- Opponent passing, last 5 games: 61% completion rate, 140.1 passer rating, 2.9% INT rate
Now, part of that came from the competition. Tulane was playing Army and Navy and USF early on, then faced pass attacks like Memphis’ and SMU’s later on.
But defensively, the Wave were a step behind. And now they have to replace half their starters and those responsible for over half of their havoc plays.
There is hope in youth. Sophomore linemen Cameron Sample and Patrick Johnson saw more playing time than expected, and the emergence of freshman safety Chase Kuerschen allowed then-senior Jarrod Franklin to transition to nickel back and make a lot of plays. Franklin’s gone, but sophomore Tirise Barge might be ready to thrive in the same role.

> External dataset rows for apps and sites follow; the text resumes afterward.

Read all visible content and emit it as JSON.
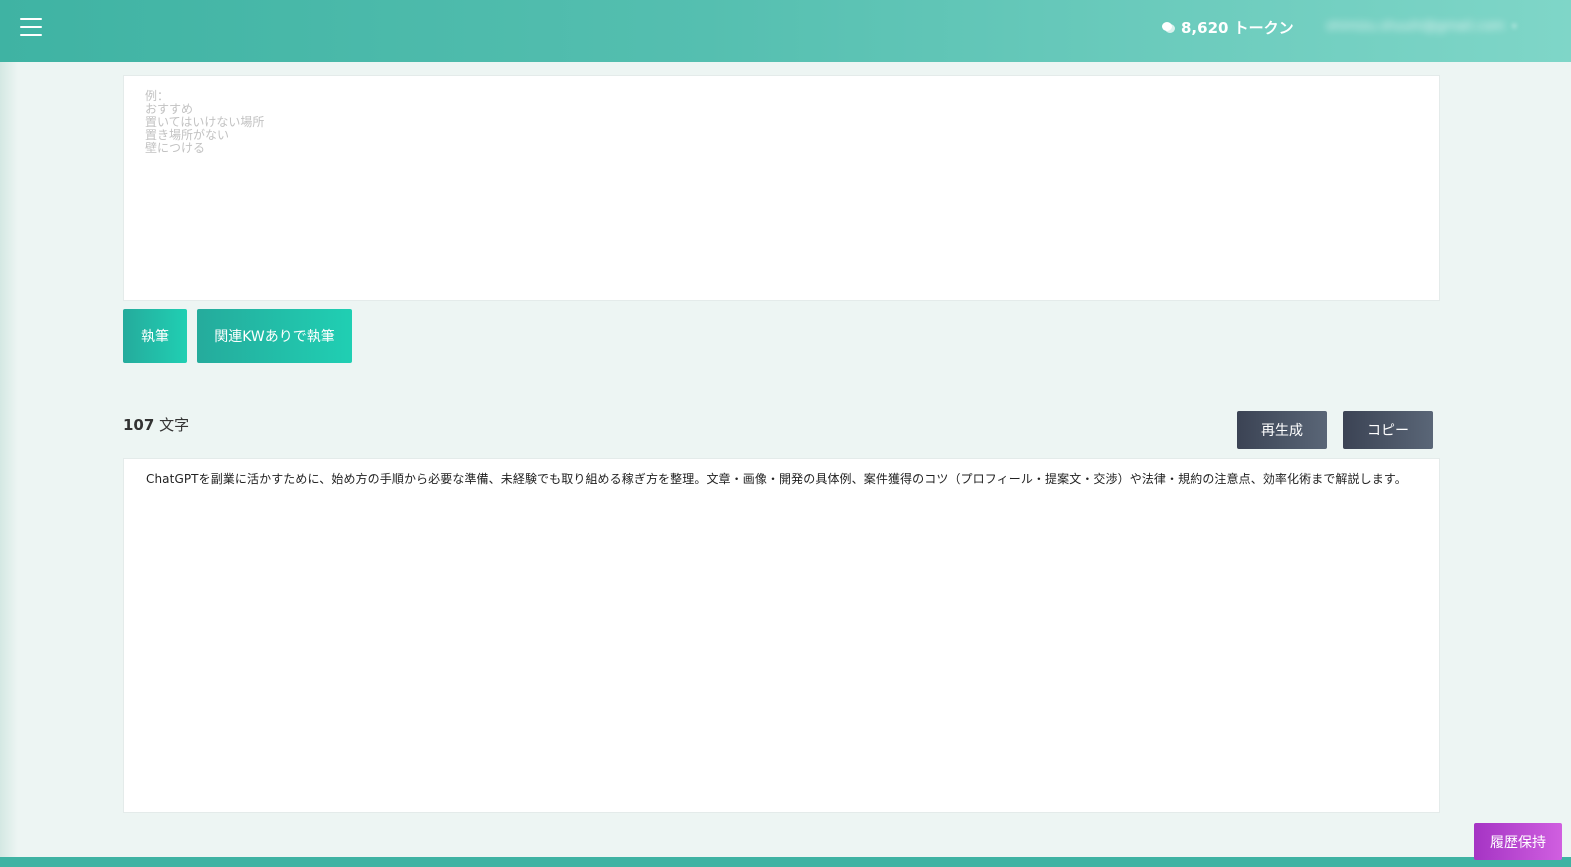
{
  "header": {
    "menu_icon": "hamburger-menu-icon",
    "token_icon": "chat-bubble-icon",
    "token_count": "8,620 トークン",
    "user_email": "shimizu.shuuhi@gmail.com",
    "user_caret": "▾"
  },
  "keyword_input": {
    "placeholder": "例：\nおすすめ\n置いてはいけない場所\n置き場所がない\n壁につける",
    "value": ""
  },
  "actions": {
    "write_label": "執筆",
    "write_with_kw_label": "関連KWありで執筆"
  },
  "result": {
    "char_count": "107",
    "char_unit": "文字",
    "regenerate_label": "再生成",
    "copy_label": "コピー",
    "output_text": "ChatGPTを副業に活かすために、始め方の手順から必要な準備、未経験でも取り組める稼ぎ方を整理。文章・画像・開発の具体例、案件獲得のコツ（プロフィール・提案文・交渉）や法律・規約の注意点、効率化術まで解説します。"
  },
  "footer": {
    "history_label": "履歴保持"
  },
  "colors": {
    "header_start": "#3fb3a3",
    "header_end": "#7fd6c8",
    "teal_button": "#20cfb3",
    "dark_button": "#3b4354",
    "history_button": "#a534c4",
    "page_background": "#edf5f3"
  }
}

Fritz signed a pretty killer recruiting class, and Curtis proved last year that he doesn’t mind playing youngsters. Safety Dorian Camel and tackles Jeffrey Johnson and Alfred Thomas were nearly four-star prospects, and prospects like end Juan Monjarres and linebacker La’Dedric Jackson were in the mid-three-star range. Any could enter the rotation quickly.
That could mean good things for 2019 and beyond, but 2018 will depend on the handful of important seniors still around: Kennedy, linebacker Zachery Harris, safety Roderic Teamer Jr., and, most importantly, cornerback Donnie Lewis Jr., who led the team with 17 havoc plays (three tackles for loss, 14 passes defensed).
There’s talent, but we’ll see if enough of it is ready. S&P+ is skeptical (projected defensive rank: 122nd).
Tulane leapt from 117th to 37th in Special Teams S&P+. Place-kicker Merek Glover was a nice find, making eight of nine field goals under 40 yards. He wasn’t asked to attempt any longer FGs, so he might not have range, but he was an improvement.
Punter Zachary Block’s punts were short but mostly unreturnable, and the return duo of Badie and Jacob Robertson Jr. was solid.
Badie’s the only one gone. Block is a senior, Glover a junior, and Robertson a sophomore. This should be a decent unit again.
2018 Schedule & Projection Factors
|Date||Opponent||Proj. S&P+ Rk||Proj. Margin||Win Probability|
|22-Sep||at Ohio State||1||-36.1||2%|
|Projected S&P+ Rk||98|
|Proj. Off. / Def. Rk||41 / 122|
|Five-Year S&P+ Rk||-7.8 (104)|
|2- and 5-Year Recruiting Rk||79 / 84|
|2017 TO Margin / Adj. TO Margin*||8 / 1.4|
|2017 TO Luck/Game||+2.8|
|Returning Production (Off. / Def.)||64% (84%, 44%)|
|2017 Second-order wins (difference)||5.0 (0.0)|
We’ve been here before, but things look pretty strong for Tulane. Fritz just signed an immaculate class — per the 247Sports Composite, the 2018 Wave class ranked third in the AAC, up from 11th in 2016 and 2017. There’s a handful of exciting sophomores, and if Corey Dauphine lives up to his hype, Tulane’s got a pair of big-time junior running backs.
Will they have enough defense in 2018, though? It’s hard to guarantee it. And the schedule could be a further obstacle. Road trips to Cincinnati, UAB, and Tulsa are tenuous (and would be projected wins at home), and S&P+ projects the Wave as outright favorites in just two games, with five relative tossups.
They’ll have to win almost all of them to bowl, as road games against Ohio State, USF, and Houston are likely losses, and home games against Wake Forest and Memphis might be out of reach.
But don’t count a Fritz team out; granted, he’s behind schedule — he went 14-1 in his second year at Sam Houston and won Blinn CC the NJCAA national title in year two — but he’s a hell of a program builder.